“Health is a function of a healthy terrain. A healthy terrain is messy, complex, and doesn’t come in a pill or a package. It is a process that begins with eating and living in alignment with the natural world. It’s the very messiness of the natural world that makes us resilient which is the key to robust health.”
Dr. Maya Shetreat-Klein is a pediatric neurologist practicing in NYC. On his first birthday, her son became ill and began wheezing. For the next 10 months he suffered through asthma attacks, runny noses, and mysterious rashes despite numerous prescriptions to combat these problems. Even more frightening was his lack of cognitive growth from the time these symptoms first appeared. His physician mother began to look beyond conventional treatments which were not working. After determining that her son had a severe allergy to soy and eliminating it from his diet, Dr. Shetreat-Klein began to notice some improvements. Within a week, his symptoms disappeared and his language began to improve. With a new understanding of the interactions between the food we eat and the health of our bodies, Dr. Shetreat-Klein began to heal her son with high quality nutrient-dense food and tons of time playing outdoors, in the dirt.
When exposed to microbes, the body is given the chance to evaluate the challenge and decide the degree of threat and whether to launch an assault. These are critical lessons that strengthen the immune system for life-long health. But it is one most children are being denied because of the “death to all microbes” campaign from modern medicine and agribusiness. Instead of their immune system’s becoming stronger, children are becoming chronically ill.
The immune system begins in the gut. The gut contains a police force to search for invaders, chemical agents to kill enemies, and a wall to prevent the invasion from spreading. The gut and the brain are in constant communication. Your gut can sound the alarm and ask your brain and central nervous system to send reinforcements. But if your gut is out of balance or constantly sending out calls for reinforcements, brain function can become disordered and diminished. This results in behavioral changes as well as chronic inflammation and chronic disease.
In her book, The Dirt Cure, Shetreat-Klein draws a strong analogy between the terrain of her backyard garden and the terrain of a growing child. In both cases, “a balanced terrain provides powerful protection from whatever challenges nature doles out.” It is time to stop declaring war on germs with pesticides, hand sanitizers, and repeated doses of antibiotics, because growing healthy children cannot occur in a sterile terrain.
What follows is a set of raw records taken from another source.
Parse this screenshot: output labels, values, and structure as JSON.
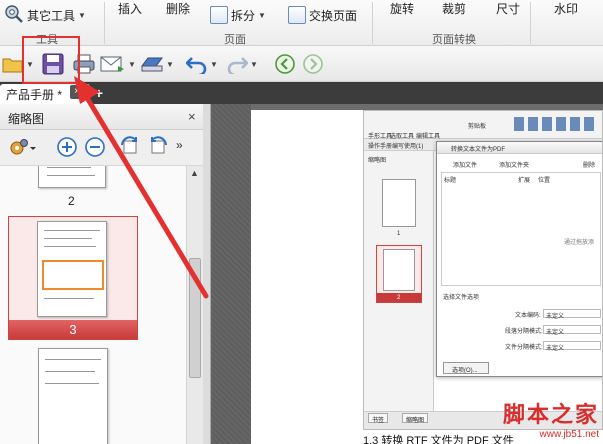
{
  "ribbon": {
    "more_tools": "其它工具",
    "more_tools_sub": "工具",
    "insert": "插入",
    "delete": "删除",
    "split": "拆分",
    "swap_pages": "交换页面",
    "group_page": "页面",
    "rotate": "旋转",
    "crop": "裁剪",
    "size": "尺寸",
    "group_page_transform": "页面转换",
    "watermark": "水印"
  },
  "tabs": {
    "active_doc": "产品手册 *",
    "close_glyph": "×",
    "add_glyph": "+"
  },
  "thumbnail_panel": {
    "title": "缩略图",
    "close_glyph": "×",
    "thumbnails": [
      {
        "label": "2"
      },
      {
        "label": "3",
        "selected": true
      }
    ]
  },
  "embedded": {
    "toolbar_labels": [
      "手形工具",
      "选取工具",
      "编辑工具",
      "剪贴板"
    ],
    "side_title": "操作手册编写使用(1)",
    "thumb_title": "缩略图",
    "thumb_labels": [
      "1",
      "2"
    ],
    "dialog_title": "转换文本文件为PDF",
    "add_file": "添加文件",
    "add_folder": "添加文件夹",
    "delete": "删除",
    "col_title": "标题",
    "col_ext": "扩展",
    "col_location": "位置",
    "drop_hint": "通过拖放添",
    "options_section": "选择文件选项",
    "text_encoding_label": "文本编码:",
    "paragraph_mode_label": "段落分隔模式:",
    "file_split_label": "文件分隔模式:",
    "undefined_value": "未定义",
    "options_button": "选项(O)...",
    "bottom_tab_bookmark": "书签",
    "bottom_tab_thumbnail": "缩略图"
  },
  "page_caption": "1.3 转换 RTF 文件为 PDF 文件",
  "watermark": {
    "title": "脚本之家",
    "url": "www.jb51.net"
  },
  "colors": {
    "highlight": "#e53030",
    "selected_bar": "#c83a3a",
    "tabbar": "#3c3c3c"
  }
}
Just as a garden flourishes in nutrient-dense soil by being able to fight off bugs without the aid of insecticides, so do our children. When fed nutrient-dense food, their immune systems are able to fight off microbes that cause disease. Not only that, but diverse and abundant microbes are an integral part of the terrain; they flourish in our guts and are contributing to human health, in ways we are only beginning to understand.
Shetreat-Klein spends several chapters outlining the threats to the microbiome and gut health imposed by the industrialized food chain:
- Food additives, preservatives, and dyes
- Genetically modified organisms (GMOs)
- Concentrated animal feeding operations (CAFOs)
- Mercury levels in fish
- Pharmaceuticals in drinking water
- Pesticides, heavy metals and other toxins in the water supply
She then recommends ways to reduce these threats to the health of our children and help ill children heal with a very simple paradigm: heal the food, heal the gut, heal the brain and heal the child. She encourages parents to prepare healthy meals. She even includes recipes that are straightforward and simple to get everyone started on a diet based on nutrient-dense REAL (not processed) food. She encourages parents to find ways for their children to spend time outdoors, getting dirty, and coming into contact with all kinds of microbes.
Her advice is sound and can help build a strong foundation for children combating a myriad of childhood illnesses and challenges. I am sure that some children will experience profound changes in their well-being and behavior from the changes Shetreat-Klein suggests. I am equally sure that most children as well as their siblings and parents will notice positive if not profound changes. For some families, “cooking from scratch” and “going to the park” will not be easy, but I would encourage all my patients, especially those with developmental delays and chronic illness to embark on this journey. I would encourage them to read The Dirt Cure to help them understand why this is so important and help them take those first steps.